With home values plummeting and consumer confidence weakening by the month, the volume of mortgage loan originations in 2008 fell below $2 trillion for the first time in any year this decade. But National Mortgage News, a U.S. Banker affiliate, is projecting that volume will increase sharply this year as historically low interest rates draw buyers back into the market.
In 2008, dollar volume of loan originations declined by nearly 37 percent from a year earlier, to $1.75 trillion, according to National Mortgage News data. Among the top 25 lenders - which control 77 percent of the mortgage market-total origination volume fell 36 percent, to $1.35 trillion, from 2007.
In 2007, Countrywide topped the rankings in both mortgage originations and mortgage servicing.
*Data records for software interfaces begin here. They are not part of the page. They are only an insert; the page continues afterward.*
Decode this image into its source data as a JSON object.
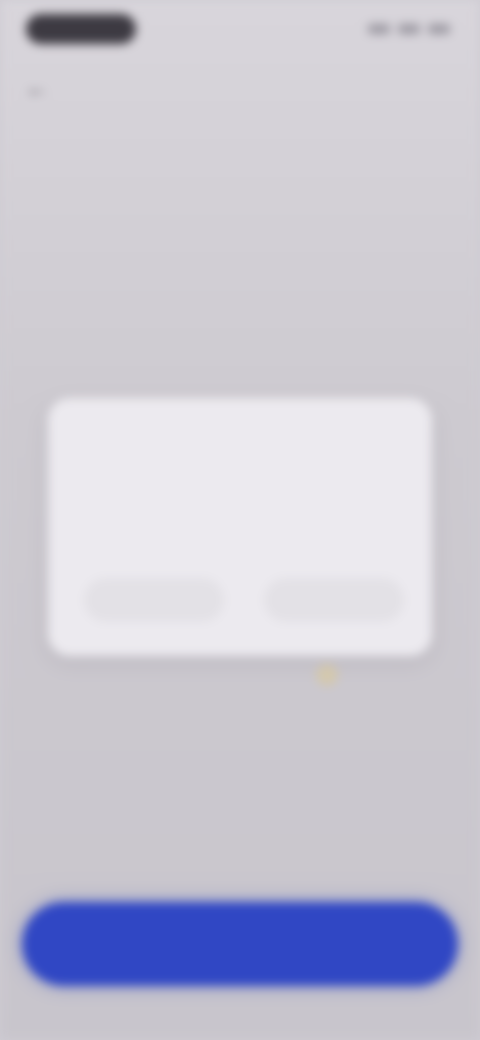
{
  "status_bar": {
    "time": "",
    "icons": [
      "signal-icon",
      "wifi-icon",
      "battery-icon"
    ]
  },
  "header": {
    "back_icon": "arrow-left-icon",
    "back_glyph": "←",
    "title": ""
  },
  "headline": "",
  "dialog": {
    "title": "",
    "body": "",
    "cancel_label": "",
    "confirm_label": ""
  },
  "primary_button": {
    "label": ""
  },
  "colors": {
    "background": "#cfccd3",
    "dialog": "#eceaef",
    "primary": "#3047c4"
  }
}
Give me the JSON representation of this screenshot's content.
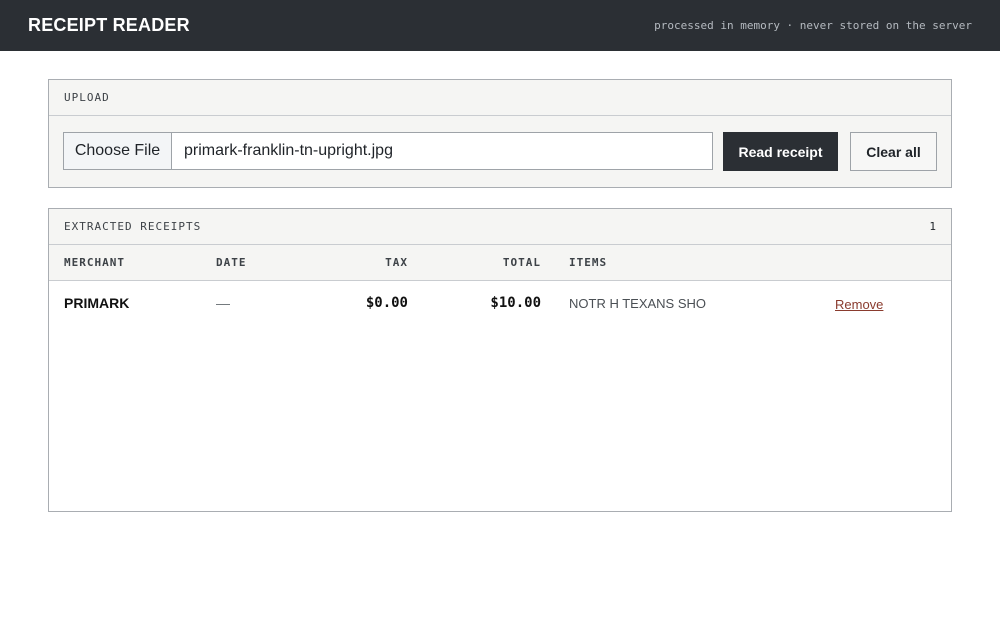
{
  "header": {
    "title": "RECEIPT READER",
    "tagline": "processed in memory · never stored on the server"
  },
  "upload": {
    "section_label": "UPLOAD",
    "choose_label": "Choose File",
    "file_name": "primark-franklin-tn-upright.jpg",
    "read_label": "Read receipt",
    "clear_label": "Clear all"
  },
  "receipts": {
    "section_label": "EXTRACTED RECEIPTS",
    "count": "1",
    "columns": {
      "merchant": "MERCHANT",
      "date": "DATE",
      "tax": "TAX",
      "total": "TOTAL",
      "items": "ITEMS"
    },
    "rows": [
      {
        "merchant": "PRIMARK",
        "date": "—",
        "tax": "$0.00",
        "total": "$10.00",
        "items": "NOTR H TEXANS SHO",
        "action": "Remove"
      }
    ]
  },
  "colors": {
    "topbar": "#2b2f34",
    "panel_bg": "#f5f5f3",
    "remove_link": "#8a3b2e"
  }
}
Bank of America Corp., which acquired Countrywide in July, is now the No. 1 player in servicing and Wells Fargo & Co. is tops in originations.
BofA's acquisition of Countrywide increased its share of the servicing market from 5.6 percent in 2007 to above 21 percent in 2008, or nearly $2.1 trillion. The acquisition also boosted its share of the origination market to 10.4 percent.
Wells, which originated nearly $235 billion of mortgage loans in 2008, saw its share of the market increase from 9.38 percent in 2007 to 13.41 percent in 2008. Its overall volume, though, declined by 14 percent from a year earlier.
Of the top 25 lenders, only six reported an increase in originations. That's likely to change in 2009, however. National Mortgage News predicts that the top five lenders alone will originate more than $2.9 trillion of home loans.